Not that the world's all that bad. The majority of it's really, really good. If you take the time to enjoy it.

There are simple things in this world that we always take for granted. A gentle breeze stirring the grass and trees. The hug of a loved one in the morning or night. The taste of a homemade cheesecake. Tiny things. Minute things. The common. The everyday. The ordinary, some would say.

Remember when Christmas was an event? Snuggled in bed, not sleeping, but thinking of presents placed under the tree with care. It seemed like the day would never come.

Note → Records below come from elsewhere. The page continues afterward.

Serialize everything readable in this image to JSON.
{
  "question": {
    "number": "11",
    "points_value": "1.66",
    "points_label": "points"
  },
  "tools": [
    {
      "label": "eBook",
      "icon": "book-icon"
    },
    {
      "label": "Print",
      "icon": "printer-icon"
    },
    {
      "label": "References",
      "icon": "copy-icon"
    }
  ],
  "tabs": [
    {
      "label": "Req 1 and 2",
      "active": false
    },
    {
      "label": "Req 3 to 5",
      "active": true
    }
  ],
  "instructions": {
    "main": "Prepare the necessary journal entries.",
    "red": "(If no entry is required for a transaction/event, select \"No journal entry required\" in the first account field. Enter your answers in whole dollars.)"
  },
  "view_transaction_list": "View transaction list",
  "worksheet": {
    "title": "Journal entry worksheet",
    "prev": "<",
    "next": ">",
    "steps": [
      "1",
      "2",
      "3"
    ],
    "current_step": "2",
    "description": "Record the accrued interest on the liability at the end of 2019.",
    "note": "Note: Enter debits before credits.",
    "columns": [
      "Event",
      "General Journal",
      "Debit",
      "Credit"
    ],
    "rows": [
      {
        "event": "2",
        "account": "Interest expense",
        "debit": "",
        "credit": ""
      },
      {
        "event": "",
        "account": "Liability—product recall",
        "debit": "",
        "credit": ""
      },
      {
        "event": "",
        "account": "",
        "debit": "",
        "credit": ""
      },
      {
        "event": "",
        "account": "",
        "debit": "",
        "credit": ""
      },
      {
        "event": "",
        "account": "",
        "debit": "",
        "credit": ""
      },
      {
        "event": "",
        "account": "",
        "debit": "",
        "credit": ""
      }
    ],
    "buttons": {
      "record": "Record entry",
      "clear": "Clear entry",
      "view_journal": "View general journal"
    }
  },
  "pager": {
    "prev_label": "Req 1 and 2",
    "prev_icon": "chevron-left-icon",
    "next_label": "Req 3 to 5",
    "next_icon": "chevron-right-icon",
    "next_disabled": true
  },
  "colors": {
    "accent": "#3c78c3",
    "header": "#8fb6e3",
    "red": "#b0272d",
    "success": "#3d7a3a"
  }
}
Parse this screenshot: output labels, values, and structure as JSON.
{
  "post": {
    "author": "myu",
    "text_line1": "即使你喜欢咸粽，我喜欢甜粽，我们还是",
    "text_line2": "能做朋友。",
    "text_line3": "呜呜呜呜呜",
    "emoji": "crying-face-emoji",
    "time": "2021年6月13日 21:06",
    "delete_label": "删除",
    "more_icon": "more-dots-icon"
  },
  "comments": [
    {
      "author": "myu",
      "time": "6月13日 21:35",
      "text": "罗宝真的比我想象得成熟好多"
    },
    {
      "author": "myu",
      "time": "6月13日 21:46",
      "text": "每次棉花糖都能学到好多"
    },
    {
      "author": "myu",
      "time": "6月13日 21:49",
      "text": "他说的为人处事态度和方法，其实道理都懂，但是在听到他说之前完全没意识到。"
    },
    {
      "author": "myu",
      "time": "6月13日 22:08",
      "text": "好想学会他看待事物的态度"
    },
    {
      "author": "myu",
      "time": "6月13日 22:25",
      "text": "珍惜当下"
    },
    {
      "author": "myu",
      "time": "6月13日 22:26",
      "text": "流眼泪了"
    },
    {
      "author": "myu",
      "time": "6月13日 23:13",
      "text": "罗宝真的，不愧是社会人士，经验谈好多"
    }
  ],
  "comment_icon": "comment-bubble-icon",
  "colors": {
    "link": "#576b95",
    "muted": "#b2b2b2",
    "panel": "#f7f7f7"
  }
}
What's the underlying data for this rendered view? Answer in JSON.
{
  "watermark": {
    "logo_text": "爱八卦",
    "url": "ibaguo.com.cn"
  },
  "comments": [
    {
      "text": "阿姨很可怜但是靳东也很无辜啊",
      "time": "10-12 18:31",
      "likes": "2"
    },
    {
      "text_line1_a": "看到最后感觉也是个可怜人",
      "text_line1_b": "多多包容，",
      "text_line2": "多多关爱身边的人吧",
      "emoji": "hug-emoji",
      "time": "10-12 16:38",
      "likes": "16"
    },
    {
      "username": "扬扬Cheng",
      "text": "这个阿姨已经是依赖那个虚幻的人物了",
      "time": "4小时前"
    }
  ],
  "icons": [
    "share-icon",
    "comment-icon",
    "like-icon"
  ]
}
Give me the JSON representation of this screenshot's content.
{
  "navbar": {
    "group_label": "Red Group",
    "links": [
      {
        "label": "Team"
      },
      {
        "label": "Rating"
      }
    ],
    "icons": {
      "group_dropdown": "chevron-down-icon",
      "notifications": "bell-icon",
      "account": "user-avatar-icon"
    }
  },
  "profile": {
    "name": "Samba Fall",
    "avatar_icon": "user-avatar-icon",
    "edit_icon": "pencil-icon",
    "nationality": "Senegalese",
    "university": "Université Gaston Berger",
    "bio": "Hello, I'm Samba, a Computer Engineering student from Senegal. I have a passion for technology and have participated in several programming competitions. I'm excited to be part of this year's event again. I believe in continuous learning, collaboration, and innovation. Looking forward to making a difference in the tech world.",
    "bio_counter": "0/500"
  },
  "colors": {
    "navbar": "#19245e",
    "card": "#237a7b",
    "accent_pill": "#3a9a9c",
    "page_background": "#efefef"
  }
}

Neither would birthdays or summer vacation.

But they came and they went and each day you grew a little bit older until finally holidays like Christmas started coming a bit too fast. So did birthdays. So did summer vacation. Suddenly you're out of school. Suddenly you have a job and a wife and kids. Suddenly you look in the mirror and wonder what happened to the dimpled little boy or girl you only see now in faded photographs.

I suppose my point is this:

You better stop. And smell the roses.

Now that was a pretty bad song in my opinion.

A pretty good message, though.

Kevin Pearcey is editor of The Luverne Journal. He can be reached at

335-3541 or

via email at kevin.pearcey@